▶ **Assignment**
Send each entry back exactly as given, pictures excluded.

▶ **Given information**
=====

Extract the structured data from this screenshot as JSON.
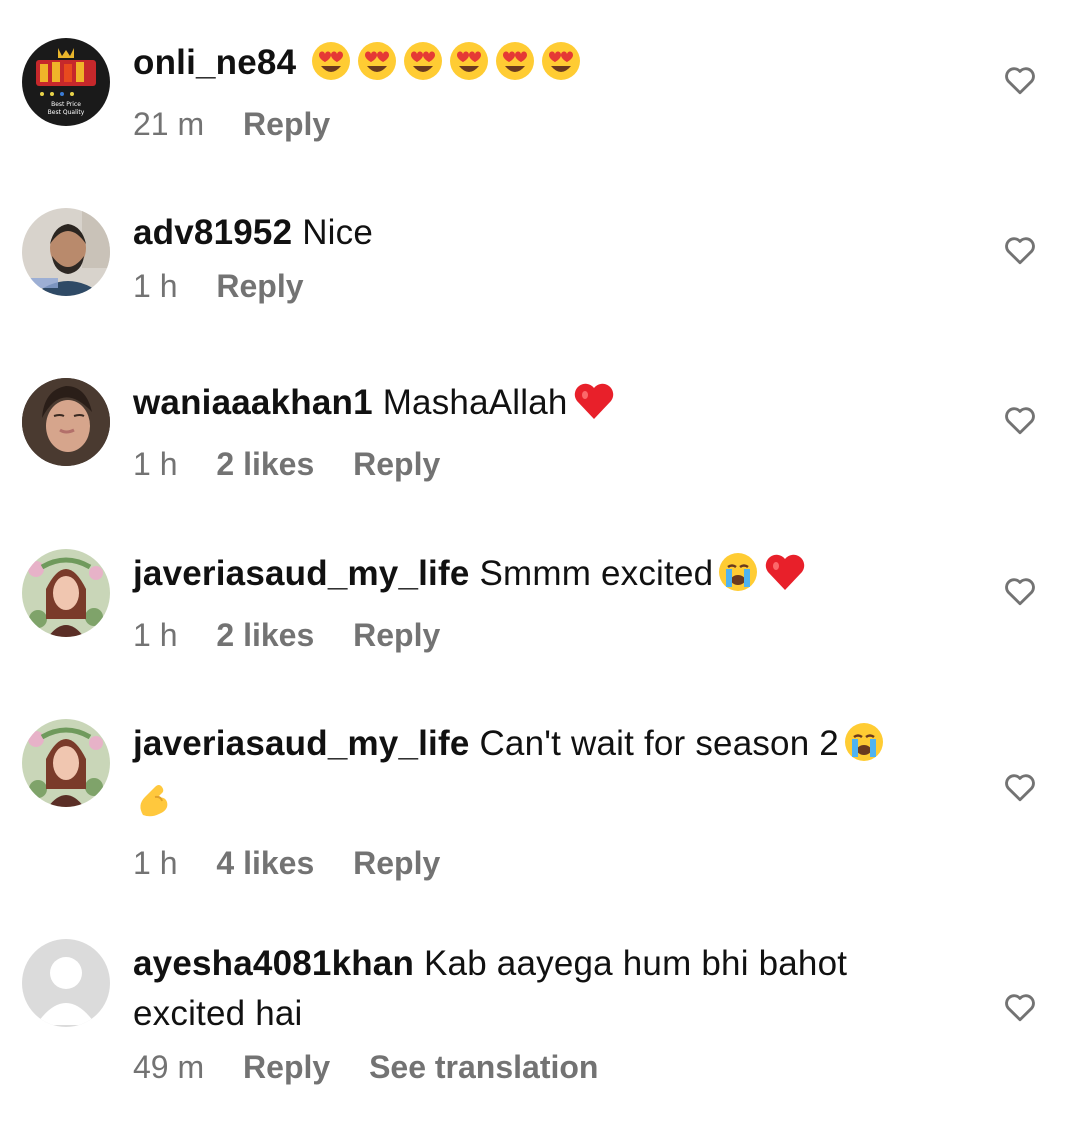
{
  "comments": [
    {
      "username": "onli_ne84",
      "text": "",
      "emojis": [
        "heart-eyes",
        "heart-eyes",
        "heart-eyes",
        "heart-eyes",
        "heart-eyes",
        "heart-eyes"
      ],
      "time": "21 m",
      "likes": "",
      "reply_label": "Reply",
      "translate_label": "",
      "avatar_text": [
        "Best Price",
        "Best Quality"
      ]
    },
    {
      "username": "adv81952",
      "text": "Nice",
      "emojis": [],
      "time": "1 h",
      "likes": "",
      "reply_label": "Reply",
      "translate_label": ""
    },
    {
      "username": "waniaaakhan1",
      "text": "MashaAllah",
      "emojis": [
        "red-heart"
      ],
      "time": "1 h",
      "likes": "2 likes",
      "reply_label": "Reply",
      "translate_label": ""
    },
    {
      "username": "javeriasaud_my_life",
      "text": "Smmm excited",
      "emojis": [
        "crying-face",
        "red-heart"
      ],
      "time": "1 h",
      "likes": "2 likes",
      "reply_label": "Reply",
      "translate_label": ""
    },
    {
      "username": "javeriasaud_my_life",
      "text": "Can't wait for season 2",
      "emojis": [
        "crying-face",
        "pinching-hand"
      ],
      "time": "1 h",
      "likes": "4 likes",
      "reply_label": "Reply",
      "translate_label": ""
    },
    {
      "username": "ayesha4081khan",
      "text": "Kab aayega hum bhi bahot excited hai",
      "emojis": [],
      "time": "49 m",
      "likes": "",
      "reply_label": "Reply",
      "translate_label": "See translation"
    }
  ],
  "icons": {
    "like": "heart-outline-icon"
  },
  "colors": {
    "meta_text": "#737373",
    "username": "#111111",
    "heart_outline": "#737373"
  }
}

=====

▶ **Answer box**
Extract the structured data from this screenshot as JSON.
{
  "comments": [
    {
      "username": "onli_ne84",
      "text": "",
      "emojis": [
        "heart-eyes",
        "heart-eyes",
        "heart-eyes",
        "heart-eyes",
        "heart-eyes",
        "heart-eyes"
      ],
      "time": "21 m",
      "likes": "",
      "reply_label": "Reply",
      "translate_label": "",
      "avatar_text": [
        "Best Price",
        "Best Quality"
      ]
    },
    {
      "username": "adv81952",
      "text": "Nice",
      "emojis": [],
      "time": "1 h",
      "likes": "",
      "reply_label": "Reply",
      "translate_label": ""
    },
    {
      "username": "waniaaakhan1",
      "text": "MashaAllah",
      "emojis": [
        "red-heart"
      ],
      "time": "1 h",
      "likes": "2 likes",
      "reply_label": "Reply",
      "translate_label": ""
    },
    {
      "username": "javeriasaud_my_life",
      "text": "Smmm excited",
      "emojis": [
        "crying-face",
        "red-heart"
      ],
      "time": "1 h",
      "likes": "2 likes",
      "reply_label": "Reply",
      "translate_label": ""
    },
    {
      "username": "javeriasaud_my_life",
      "text": "Can't wait for season 2",
      "emojis": [
        "crying-face",
        "pinching-hand"
      ],
      "time": "1 h",
      "likes": "4 likes",
      "reply_label": "Reply",
      "translate_label": ""
    },
    {
      "username": "ayesha4081khan",
      "text": "Kab aayega hum bhi bahot excited hai",
      "emojis": [],
      "time": "49 m",
      "likes": "",
      "reply_label": "Reply",
      "translate_label": "See translation"
    }
  ],
  "icons": {
    "like": "heart-outline-icon"
  },
  "colors": {
    "meta_text": "#737373",
    "username": "#111111",
    "heart_outline": "#737373"
  }
}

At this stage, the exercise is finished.